Based on the UDCAM (UnDrained Cyclic Accumulation Model) originally developed by the Norwegian Geotechnical Institute, PLAXIS now offers the simplified UDCAM-S model in combination with a cyclic accumulation and optimization tool. Through the tool, users can transform the full cyclic load history into an equivalent number of cycles. This allows for determining stress-strain curves that are representative of the behavior of the soil in DSS and triaxial conditions. Through these different modes, the tool provides assistance in generating UDCAM-S material properties, which properly reflect the degraded soil conditions based on the simulated cyclic load.
With the introduction of the zoom command in output, users can now use the command line to zoom in on specific objects by including the objects name in the command or zoom in on a region by providing, for example, a lower left and upper right coordinate for the area of interest. This is especially useful for scripted models and results generation, allowing users to preset the area of interest for automated plot export.
A new type of SoilTest is available, the Cyclic triaxial test. It enables users to easily simulate triaxial laboratory tests with cyclic loading in order to determine the dynamic properties of the soil. Users can evaluate the shear modulus G and damping ratio and determine the liquefaction potential for sand in undrained conditions.
The former UDSM Shotcrete is now integrated as a standard PLAXIS model for VIP subscribers and has been renamed to Concrete model. The model was developed in cooperation with Graz University of Technology and allows users to take into account time dependent strength and stiffness of concrete, strain hardening/ softening in compression and tension as well as creep and shrinkage. Most of the input parameters for the concrete model can be derived from standard uniaxial tension and compression tests. While the model was mainly developed to model the behaviour of shotcrete, it has also proven useful in applications related to soil improvements, for example, jet grout columns.

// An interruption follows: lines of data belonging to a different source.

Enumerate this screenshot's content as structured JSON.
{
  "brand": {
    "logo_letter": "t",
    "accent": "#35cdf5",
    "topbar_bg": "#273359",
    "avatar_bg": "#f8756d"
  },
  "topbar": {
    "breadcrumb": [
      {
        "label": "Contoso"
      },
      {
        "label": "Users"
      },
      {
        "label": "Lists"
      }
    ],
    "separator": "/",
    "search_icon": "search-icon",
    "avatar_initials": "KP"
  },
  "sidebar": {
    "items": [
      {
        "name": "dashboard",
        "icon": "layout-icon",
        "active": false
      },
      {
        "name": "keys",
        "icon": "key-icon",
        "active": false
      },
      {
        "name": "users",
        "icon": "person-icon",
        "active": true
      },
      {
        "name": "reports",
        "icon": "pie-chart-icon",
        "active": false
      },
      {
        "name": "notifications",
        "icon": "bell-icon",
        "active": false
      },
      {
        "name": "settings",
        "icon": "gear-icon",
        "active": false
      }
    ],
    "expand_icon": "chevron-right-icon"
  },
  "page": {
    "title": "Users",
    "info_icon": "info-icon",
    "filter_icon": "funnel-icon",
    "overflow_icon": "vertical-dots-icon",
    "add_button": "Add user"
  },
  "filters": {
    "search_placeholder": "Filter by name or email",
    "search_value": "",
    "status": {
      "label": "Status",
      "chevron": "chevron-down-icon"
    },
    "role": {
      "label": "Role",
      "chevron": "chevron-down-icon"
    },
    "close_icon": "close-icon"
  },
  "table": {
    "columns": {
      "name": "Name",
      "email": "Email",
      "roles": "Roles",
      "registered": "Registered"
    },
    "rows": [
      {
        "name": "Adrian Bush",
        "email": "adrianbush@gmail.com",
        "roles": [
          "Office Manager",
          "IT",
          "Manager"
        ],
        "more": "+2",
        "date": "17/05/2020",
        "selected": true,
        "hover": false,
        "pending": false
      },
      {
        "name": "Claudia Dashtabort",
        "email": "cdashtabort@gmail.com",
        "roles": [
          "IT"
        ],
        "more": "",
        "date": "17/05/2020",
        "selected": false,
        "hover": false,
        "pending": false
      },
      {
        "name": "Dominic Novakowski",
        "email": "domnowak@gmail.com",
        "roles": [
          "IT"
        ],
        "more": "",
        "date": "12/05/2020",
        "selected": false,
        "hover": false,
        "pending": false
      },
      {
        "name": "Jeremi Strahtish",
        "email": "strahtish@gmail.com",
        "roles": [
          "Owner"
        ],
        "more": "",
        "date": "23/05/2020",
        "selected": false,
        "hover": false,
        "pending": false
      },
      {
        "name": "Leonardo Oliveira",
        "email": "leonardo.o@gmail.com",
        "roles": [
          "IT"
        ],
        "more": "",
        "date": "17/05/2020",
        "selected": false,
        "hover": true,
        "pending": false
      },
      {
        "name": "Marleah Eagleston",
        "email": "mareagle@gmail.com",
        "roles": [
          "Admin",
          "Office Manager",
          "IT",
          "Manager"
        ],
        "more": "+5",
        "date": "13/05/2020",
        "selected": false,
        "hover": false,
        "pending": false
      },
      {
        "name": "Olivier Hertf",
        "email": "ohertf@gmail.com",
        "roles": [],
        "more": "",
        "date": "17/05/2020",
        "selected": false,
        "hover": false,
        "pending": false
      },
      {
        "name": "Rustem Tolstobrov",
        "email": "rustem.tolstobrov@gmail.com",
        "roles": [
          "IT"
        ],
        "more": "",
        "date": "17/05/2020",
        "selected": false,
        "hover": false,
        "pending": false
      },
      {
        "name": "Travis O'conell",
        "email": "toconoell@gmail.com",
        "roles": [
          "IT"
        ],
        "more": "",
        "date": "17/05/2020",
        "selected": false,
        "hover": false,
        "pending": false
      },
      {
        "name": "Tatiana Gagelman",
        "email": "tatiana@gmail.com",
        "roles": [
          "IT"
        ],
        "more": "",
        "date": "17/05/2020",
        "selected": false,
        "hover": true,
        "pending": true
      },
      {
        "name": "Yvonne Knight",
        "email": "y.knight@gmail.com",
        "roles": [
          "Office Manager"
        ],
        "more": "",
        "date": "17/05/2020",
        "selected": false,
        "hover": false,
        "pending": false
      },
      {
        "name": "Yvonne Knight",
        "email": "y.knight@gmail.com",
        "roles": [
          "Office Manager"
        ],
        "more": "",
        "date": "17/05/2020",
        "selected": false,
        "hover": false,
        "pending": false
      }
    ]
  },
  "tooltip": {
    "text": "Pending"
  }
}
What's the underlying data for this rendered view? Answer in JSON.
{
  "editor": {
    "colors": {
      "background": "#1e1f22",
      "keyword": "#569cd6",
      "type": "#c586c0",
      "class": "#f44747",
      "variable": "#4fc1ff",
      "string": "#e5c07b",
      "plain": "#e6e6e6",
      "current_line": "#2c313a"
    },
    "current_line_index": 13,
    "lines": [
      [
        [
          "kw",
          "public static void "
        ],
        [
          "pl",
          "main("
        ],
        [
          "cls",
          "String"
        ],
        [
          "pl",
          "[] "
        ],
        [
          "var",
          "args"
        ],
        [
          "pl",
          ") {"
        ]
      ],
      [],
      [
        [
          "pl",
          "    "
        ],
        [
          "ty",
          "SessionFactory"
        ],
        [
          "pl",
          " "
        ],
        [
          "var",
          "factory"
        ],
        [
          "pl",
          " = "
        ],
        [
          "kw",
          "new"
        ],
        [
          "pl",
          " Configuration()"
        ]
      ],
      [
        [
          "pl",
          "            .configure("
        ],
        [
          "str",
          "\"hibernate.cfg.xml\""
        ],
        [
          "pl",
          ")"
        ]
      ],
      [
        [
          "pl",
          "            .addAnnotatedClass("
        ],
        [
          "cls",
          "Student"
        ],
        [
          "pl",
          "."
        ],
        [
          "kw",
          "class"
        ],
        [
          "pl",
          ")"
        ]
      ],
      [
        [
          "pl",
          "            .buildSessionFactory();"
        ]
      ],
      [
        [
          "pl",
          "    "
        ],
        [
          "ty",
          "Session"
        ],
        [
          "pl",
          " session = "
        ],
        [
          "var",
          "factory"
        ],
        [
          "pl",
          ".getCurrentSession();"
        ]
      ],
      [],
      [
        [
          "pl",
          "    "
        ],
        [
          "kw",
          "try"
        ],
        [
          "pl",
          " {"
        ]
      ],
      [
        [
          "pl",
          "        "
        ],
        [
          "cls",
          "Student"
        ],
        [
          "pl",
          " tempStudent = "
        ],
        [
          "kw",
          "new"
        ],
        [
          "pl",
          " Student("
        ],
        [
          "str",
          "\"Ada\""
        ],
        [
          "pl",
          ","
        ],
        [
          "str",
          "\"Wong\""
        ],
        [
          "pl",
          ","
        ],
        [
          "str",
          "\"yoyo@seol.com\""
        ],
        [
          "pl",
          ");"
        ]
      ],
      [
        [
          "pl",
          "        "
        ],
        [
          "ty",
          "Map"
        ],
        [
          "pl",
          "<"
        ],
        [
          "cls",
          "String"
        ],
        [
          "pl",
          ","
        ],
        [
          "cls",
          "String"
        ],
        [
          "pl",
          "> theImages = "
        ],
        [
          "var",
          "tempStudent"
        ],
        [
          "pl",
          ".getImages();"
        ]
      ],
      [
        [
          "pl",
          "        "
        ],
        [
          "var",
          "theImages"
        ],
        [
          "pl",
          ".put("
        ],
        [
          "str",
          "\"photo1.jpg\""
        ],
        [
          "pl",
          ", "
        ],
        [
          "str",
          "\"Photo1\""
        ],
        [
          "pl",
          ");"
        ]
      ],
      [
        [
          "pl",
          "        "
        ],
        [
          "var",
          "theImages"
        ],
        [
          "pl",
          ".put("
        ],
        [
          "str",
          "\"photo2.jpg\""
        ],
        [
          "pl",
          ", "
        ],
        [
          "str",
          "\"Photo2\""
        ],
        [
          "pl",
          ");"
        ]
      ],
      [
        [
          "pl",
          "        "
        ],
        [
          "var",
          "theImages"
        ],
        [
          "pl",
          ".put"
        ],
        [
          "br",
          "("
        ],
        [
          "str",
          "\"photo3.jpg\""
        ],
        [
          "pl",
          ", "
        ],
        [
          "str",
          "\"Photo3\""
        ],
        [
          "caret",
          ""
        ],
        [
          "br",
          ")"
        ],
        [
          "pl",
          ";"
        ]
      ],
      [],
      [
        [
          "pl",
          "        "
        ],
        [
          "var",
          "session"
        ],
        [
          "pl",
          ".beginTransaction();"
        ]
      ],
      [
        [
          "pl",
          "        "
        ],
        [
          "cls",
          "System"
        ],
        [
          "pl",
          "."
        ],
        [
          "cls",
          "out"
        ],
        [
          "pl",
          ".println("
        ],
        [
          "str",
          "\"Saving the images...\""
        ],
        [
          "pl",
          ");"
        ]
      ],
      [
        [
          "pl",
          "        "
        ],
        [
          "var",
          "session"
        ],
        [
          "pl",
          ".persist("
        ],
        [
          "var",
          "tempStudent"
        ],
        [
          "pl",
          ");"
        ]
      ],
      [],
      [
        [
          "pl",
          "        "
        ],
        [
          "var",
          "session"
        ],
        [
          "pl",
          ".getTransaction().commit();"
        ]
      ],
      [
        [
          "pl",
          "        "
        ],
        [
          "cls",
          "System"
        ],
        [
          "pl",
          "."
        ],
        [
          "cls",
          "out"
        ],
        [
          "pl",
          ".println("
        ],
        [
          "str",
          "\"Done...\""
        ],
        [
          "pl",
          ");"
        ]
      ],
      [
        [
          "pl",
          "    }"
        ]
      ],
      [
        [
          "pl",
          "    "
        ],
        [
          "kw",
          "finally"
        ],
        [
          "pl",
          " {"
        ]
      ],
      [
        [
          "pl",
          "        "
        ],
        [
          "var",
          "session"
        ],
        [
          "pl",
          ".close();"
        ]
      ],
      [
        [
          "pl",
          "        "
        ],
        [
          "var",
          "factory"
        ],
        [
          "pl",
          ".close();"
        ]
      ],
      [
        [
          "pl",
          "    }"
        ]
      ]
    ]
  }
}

PLAXIS 2D VIP subscribers can contact Sales to get their free licence upgrade.